The current partial US government shutdown, which began on December 22, has still not been resolved and federal agencies continue to operate with lean staff or not at all. The main problem for growers is the complete shutdown of the USDA Farm Service Agency (FSA). The agency administers many different federal agricultural programs, including energy programs, insurances, farm loan programs, as well as disaster relief.
According to Steven Callaham of the Dundee Citrus Growers Association in Florida, the shutdown will only further delay the appropriation of funds for disaster relief, of which many Florida growers still haven't received for Hurricane Irma.
"Our local USDA Farm Service Agency county offices closed on December 28th and will not reopen until the government is fully operational," Callaham said. "These offices are responsible for processing the grower applications for disaster assistance via the 2017 Wildfires and Hurricanes Indemnity Program (2017 WHIP). 2017 WHIP provides disaster payments to agricultural producers to offset losses from hurricanes, such as Harvey, Irma, Maria and Nate, as well as devastating wildfires during 2017. Many Florida growers still have not received the assistance they desperately need to help them recover from the damages they suffered in 2017 from Hurricane Irma."
H-2A applications okay - for now
It's a critical time of the year for many US growers when it comes to H-2A temporary visa applications.

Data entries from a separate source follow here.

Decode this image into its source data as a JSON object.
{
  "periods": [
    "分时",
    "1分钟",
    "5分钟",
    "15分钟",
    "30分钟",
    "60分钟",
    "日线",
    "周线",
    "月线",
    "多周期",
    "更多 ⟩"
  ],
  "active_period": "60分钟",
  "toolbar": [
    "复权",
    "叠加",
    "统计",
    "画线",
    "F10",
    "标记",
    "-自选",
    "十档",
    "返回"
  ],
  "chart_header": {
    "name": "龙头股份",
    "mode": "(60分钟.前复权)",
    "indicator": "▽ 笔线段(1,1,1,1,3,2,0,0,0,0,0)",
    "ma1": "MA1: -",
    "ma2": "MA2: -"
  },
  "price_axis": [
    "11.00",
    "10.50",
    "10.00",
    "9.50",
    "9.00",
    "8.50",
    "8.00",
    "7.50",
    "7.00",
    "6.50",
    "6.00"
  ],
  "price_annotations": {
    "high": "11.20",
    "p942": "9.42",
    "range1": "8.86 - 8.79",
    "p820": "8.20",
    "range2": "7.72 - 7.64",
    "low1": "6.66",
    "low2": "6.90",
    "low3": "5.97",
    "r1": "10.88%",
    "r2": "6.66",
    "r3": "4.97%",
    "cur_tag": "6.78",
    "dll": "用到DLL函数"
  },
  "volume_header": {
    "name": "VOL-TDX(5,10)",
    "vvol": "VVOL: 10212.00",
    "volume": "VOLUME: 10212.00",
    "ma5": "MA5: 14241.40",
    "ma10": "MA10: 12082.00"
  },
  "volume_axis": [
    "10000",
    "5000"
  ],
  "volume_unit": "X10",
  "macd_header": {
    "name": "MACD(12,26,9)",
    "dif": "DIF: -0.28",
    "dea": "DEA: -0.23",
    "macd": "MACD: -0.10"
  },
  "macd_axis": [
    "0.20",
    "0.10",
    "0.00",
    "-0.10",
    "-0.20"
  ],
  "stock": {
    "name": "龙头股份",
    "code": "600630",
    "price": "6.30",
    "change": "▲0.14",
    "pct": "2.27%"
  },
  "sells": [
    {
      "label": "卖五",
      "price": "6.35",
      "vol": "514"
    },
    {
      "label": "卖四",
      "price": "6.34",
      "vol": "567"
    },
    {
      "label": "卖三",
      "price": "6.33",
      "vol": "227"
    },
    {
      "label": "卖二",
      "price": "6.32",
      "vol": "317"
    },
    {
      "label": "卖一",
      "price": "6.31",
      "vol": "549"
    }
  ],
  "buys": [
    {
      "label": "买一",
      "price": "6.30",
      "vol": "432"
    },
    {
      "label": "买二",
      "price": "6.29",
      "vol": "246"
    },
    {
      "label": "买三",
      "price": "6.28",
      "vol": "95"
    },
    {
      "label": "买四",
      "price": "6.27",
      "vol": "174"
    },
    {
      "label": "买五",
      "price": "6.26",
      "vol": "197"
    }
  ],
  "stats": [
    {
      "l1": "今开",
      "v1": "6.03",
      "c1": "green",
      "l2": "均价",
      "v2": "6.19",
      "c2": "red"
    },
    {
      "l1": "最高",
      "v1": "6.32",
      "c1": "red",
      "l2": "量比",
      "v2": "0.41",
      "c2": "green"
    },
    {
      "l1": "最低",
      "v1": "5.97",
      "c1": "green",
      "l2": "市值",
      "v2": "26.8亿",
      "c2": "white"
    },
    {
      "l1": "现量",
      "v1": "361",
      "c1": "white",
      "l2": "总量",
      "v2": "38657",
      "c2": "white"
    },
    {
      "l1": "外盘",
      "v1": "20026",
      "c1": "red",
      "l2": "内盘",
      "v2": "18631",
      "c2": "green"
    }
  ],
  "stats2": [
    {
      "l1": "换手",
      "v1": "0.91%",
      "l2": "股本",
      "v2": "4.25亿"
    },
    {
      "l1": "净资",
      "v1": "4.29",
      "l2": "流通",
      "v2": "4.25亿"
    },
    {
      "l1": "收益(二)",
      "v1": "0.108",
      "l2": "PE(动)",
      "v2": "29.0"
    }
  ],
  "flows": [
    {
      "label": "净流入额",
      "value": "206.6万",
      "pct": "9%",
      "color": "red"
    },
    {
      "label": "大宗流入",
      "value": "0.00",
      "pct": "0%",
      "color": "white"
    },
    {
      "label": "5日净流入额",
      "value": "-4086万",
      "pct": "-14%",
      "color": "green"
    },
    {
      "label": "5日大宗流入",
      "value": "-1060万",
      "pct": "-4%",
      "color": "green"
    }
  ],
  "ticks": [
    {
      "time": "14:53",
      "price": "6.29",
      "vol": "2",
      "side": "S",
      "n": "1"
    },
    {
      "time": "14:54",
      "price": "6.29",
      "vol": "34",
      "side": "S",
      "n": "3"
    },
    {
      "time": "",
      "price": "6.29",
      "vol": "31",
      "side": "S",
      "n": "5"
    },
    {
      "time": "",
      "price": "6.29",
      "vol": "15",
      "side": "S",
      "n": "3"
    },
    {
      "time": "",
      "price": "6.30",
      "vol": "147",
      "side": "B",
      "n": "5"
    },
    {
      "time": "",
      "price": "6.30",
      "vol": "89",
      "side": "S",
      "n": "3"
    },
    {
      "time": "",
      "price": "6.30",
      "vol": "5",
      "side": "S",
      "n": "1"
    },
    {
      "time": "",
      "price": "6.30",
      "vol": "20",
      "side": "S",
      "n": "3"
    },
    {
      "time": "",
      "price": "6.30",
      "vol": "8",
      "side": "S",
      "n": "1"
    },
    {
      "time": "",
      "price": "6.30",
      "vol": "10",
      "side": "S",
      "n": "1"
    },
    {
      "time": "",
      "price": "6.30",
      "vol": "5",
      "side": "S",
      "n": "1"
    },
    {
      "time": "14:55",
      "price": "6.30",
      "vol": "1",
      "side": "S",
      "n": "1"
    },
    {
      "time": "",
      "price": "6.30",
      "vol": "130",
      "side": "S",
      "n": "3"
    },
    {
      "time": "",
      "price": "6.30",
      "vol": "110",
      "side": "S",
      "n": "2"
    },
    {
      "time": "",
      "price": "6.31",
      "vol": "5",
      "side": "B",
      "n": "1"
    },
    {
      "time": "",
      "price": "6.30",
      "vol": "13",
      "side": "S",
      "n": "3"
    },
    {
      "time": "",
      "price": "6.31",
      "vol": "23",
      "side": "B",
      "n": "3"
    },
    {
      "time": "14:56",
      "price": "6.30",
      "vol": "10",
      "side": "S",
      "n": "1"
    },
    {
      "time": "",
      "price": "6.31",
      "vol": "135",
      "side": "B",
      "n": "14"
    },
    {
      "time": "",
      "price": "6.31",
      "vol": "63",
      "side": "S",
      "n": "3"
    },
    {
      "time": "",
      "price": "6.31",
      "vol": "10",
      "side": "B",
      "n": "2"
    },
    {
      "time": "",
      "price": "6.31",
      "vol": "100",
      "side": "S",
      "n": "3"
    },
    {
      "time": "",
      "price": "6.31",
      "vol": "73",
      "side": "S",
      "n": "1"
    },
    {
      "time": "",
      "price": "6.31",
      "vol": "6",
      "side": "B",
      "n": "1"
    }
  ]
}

To avoid any delays during the busier summer months, many of the growers that will need H-2A labor typically deal with their paperwork at the start of the year. The good news is that federal funds have been allocated to the Department of Labor - the agency that processes H-2A visas - for the next few months. Still, many opt to fund it themselves in order to better guarantee a workforce come harvest time.
"H-2A workers are vital for us to be able to harvest our peaches in the summer," shared Bruce Talbott of Talbott Farms in Colorado. "Fortunately, our H2-A applications are cash funded rather than government funded. Therefore we have not experienced any delays."
However, it doesn't mean the shutdown has not affected them. "The FSA is closed and this will impact us at some point," Talbott added. "Additionally, I was scheduled to attend the USDA Fruit & Vegetable Industry Advisory Committee's January meeting, however it has been indefinitely postponed. The committee usually meets twice per year to develop recommendations for submission to the Secretary of Agriculture."
No impact on borders
Growers and importers that ship produce from offshore have not felt any effect as yet. Border inspections and customs procedures are considered 'essential services' and thus remain fully funded. So far, there have been no reports of any problems or even delays in regards to the importing and exporting of produce.
"At this time of year, we import our watermelons from Mexico," said Scott McDulin of Schmieding Produce. "We have seen no effects yet and there have not been any issues with shipping our produce."
Growers remain wary of what will be in store for them should the shutdown persist. If it continues, progressively more services and more staff will be temporarily cut as federal funding starts to dry up.